Schoolboy's contributions before, during and after his big-league career are singular.
National Baseball Hall of Fame, Class of '69. (left to right: Stan Coveleski, Stan Musial, Roy Campanella and Waite "Schoolboy" Hoyt).
Having resolved all other burning questions confronting baseball (pitch clocks, ghost runners, the shift), it feels right to indulge in yet another existential issue. Every so often, when the twitter-addled, sabermetrics-infused debate over which players should or should not be in the National Hall of Fame arises, Waite “Schoolboy” Hoyt falls into the mix.
Hoyt was inducted into the Hall in 1969, so he’s not on anybody’s “who should be” list. The man himself once admitted that had he not let himself go in his later years, he would have had a firmer claim on the honor. Yet, the Hall’s Veterans Committee, charged with considering players of historical significance who may have been overlooked by modern-day baseball writers, saw fit to immortalize Hoyt among the one-percenters of Cooperstown.
They were dead right to do so, and not just because Hoyt was the best pitcher on arguably the best team in baseball history: the 1927 Yankees.

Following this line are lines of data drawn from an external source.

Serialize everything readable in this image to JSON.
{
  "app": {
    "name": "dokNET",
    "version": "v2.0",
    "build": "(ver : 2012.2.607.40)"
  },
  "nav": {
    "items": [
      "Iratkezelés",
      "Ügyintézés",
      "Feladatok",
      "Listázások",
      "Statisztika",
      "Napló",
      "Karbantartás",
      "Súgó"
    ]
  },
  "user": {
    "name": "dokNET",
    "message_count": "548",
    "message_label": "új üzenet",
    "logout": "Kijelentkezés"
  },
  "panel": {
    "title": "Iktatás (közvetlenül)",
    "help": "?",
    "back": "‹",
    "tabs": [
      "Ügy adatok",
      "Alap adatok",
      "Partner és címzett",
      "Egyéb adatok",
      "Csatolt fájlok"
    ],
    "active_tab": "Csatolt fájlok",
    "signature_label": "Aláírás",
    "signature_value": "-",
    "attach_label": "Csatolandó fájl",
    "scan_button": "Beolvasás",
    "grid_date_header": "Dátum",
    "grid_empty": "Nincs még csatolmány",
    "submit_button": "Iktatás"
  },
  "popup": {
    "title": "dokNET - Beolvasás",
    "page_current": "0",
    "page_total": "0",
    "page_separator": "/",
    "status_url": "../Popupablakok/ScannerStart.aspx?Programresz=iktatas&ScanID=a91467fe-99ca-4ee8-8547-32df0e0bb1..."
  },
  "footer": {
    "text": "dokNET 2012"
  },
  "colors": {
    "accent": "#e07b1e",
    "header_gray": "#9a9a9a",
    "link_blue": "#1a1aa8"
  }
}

Yes, some might say that Babe Ruth was that team’s best pitcher, and Hoyt probably would have good-naturedly agreed. Of course, Ruth wasn’t pitching that year, while Hoyt logged the best record in baseball. It’s also true that Hoyt didn’t pitch well in the 1927 World Series, which maims but does not kill his standing.
Hoyt deserves to be in the Hall for reasons that transcend his heroics on the Yankees, as storied as they are. “Schoolboy” pitched three complete games in the 1921 Series without giving up a single earned run. That’s 27 total innings pitched in a single World Series (which the Yankees managed to lose anyway). In 1928, he won two of the four games that swept the title to the Yanks for a second year in a row.
Granted, his performance during intervening years of the Roaring ‘20s was uneven at best, and his post-Yankees record didn’t exactly strengthen his Cooperstown case. His lifetime 237 wins and 3.59 ERA are certainly respectable if not quite spectacular. Sabermetricians are free to pick apart his 100-year-old stats based on 21st-century standards.
However, doing so ignores Waite Hoyt’s larger contributions to the game: before, during and after his big-league career.
Waite Hoyt was nicknamed “Schoolboy” because he was signed to the New York Giants at age 15, while still in high school. At the time, he was the youngest player ever recruited into Major League Baseball. He left home at 16 and endured three years bouncing around the country in the minor leagues with roguish men almost twice his age at a time when running off with a baseball team was like joining the circus.
In other words, “Schoolboy” contributed to the birth of modern-day baseball in a way perhaps few others can claim. Hoyt not only survived his odyssey but also helped create this formative moment at an impossibly young age. Then, as the ace pitcher of the 1927 Yankees, he was instrumental in creating the template for the team’s ensuing dynasty for decades to come.
Perhaps most egregiously ignored by retconners is Hoyt’s pioneering contribution after he retired from baseball in 1938, as one of the first former players to succeed as a gameday announcer. Before Hoyt, athletes were considered too dumb and inarticulate to call games.
Hoyt defied the naysayers. After 24 years as a professional baseball player, he completed another 24 as the beloved radio voice of the Cincinnati Reds. His innovative, storytelling style was not only wildly popular among fans but also influenced and inspired generations of sportscasters to come.
So, yes, Waite Hoyt “should be” in the Hall of Fame for these and probably some other reasons.
At the very least, he deserves the honor, is not leaving, and looks good in bronze.